The Macnabs of Barachastlain were blacksmiths - hereditary Armourers said to have lived and worked at Dalmally near Loch Awe since perhaps 1440. Duncan, the first of Barachastlain, was probably a younger son of a Chief. He is said to have traveled to Italy to learn his trade, and then returned to Scotland where he is supposed to have been responsible for much of the ironwork at Kilchurn Castle. Later generations of Barachastalains were sometimes a bit on the wild side, if Patrick M’Agowin c. 1632 is anything to go by, as in his younger days he was prosecuted several times for various infractions of the law ranging from disturbing the peace to thieving to murder. Ultimately, the family dispersed (like so many highland families) but there are undoubtedly many descendants around the world today, as the earlier generations were very large - we hope via DNA testing to eventually identify more members of this very old and important family of Macnabs.

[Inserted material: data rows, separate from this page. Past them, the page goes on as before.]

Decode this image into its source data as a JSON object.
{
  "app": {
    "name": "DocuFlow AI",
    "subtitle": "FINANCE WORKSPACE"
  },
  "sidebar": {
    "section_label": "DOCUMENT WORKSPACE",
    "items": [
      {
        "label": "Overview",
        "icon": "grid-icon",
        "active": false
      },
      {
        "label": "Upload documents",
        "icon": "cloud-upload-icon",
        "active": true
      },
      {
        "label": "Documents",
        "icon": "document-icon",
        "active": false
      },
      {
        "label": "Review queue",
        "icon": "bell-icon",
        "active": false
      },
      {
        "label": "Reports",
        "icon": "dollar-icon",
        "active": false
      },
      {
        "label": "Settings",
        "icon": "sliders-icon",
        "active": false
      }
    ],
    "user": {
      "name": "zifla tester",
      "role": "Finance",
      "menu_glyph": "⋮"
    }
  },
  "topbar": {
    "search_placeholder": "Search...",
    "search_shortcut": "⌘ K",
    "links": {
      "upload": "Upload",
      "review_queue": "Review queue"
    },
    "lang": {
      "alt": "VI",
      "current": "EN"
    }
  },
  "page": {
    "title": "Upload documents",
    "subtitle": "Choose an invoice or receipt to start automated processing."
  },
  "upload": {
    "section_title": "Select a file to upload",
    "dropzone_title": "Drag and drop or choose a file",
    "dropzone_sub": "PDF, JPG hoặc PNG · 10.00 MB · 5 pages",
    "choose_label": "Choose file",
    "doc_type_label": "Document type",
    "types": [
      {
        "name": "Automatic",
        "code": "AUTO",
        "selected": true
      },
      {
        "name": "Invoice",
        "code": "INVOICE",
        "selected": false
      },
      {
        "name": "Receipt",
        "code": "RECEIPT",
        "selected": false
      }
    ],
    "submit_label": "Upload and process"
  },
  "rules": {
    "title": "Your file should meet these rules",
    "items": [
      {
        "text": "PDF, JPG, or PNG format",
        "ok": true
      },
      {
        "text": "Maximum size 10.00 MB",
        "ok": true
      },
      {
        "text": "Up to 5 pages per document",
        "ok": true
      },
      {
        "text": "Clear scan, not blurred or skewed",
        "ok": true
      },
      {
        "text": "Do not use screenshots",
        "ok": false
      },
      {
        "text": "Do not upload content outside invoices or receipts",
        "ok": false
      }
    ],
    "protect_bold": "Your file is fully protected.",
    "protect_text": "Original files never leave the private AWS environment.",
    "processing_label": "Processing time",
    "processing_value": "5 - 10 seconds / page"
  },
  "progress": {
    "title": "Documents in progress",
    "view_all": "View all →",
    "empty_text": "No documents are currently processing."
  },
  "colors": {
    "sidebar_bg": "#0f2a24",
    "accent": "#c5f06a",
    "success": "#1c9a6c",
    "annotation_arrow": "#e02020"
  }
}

Along with other leading families of the neighborhood (including MacNaughton of Eilan Fraoch, MacDougall of Lorn, MacGregor of Glenstrae, MacIntyre of Glen Noe, McCorquodale of Loch Trommlie and two branches of the Campbells), the Macnabs of Barachastlain had an armorial stall in the St. Conan’s Kirk, Dalmally, on the shores of Loch Awe. The armorial panels, carved of Spanish chestnut and set in the chancel of the Church, were recently restored by Graciela’s team - the photos below show their condition before restoration, during the restoration process, and their magnificent appearance once the restoration was completed.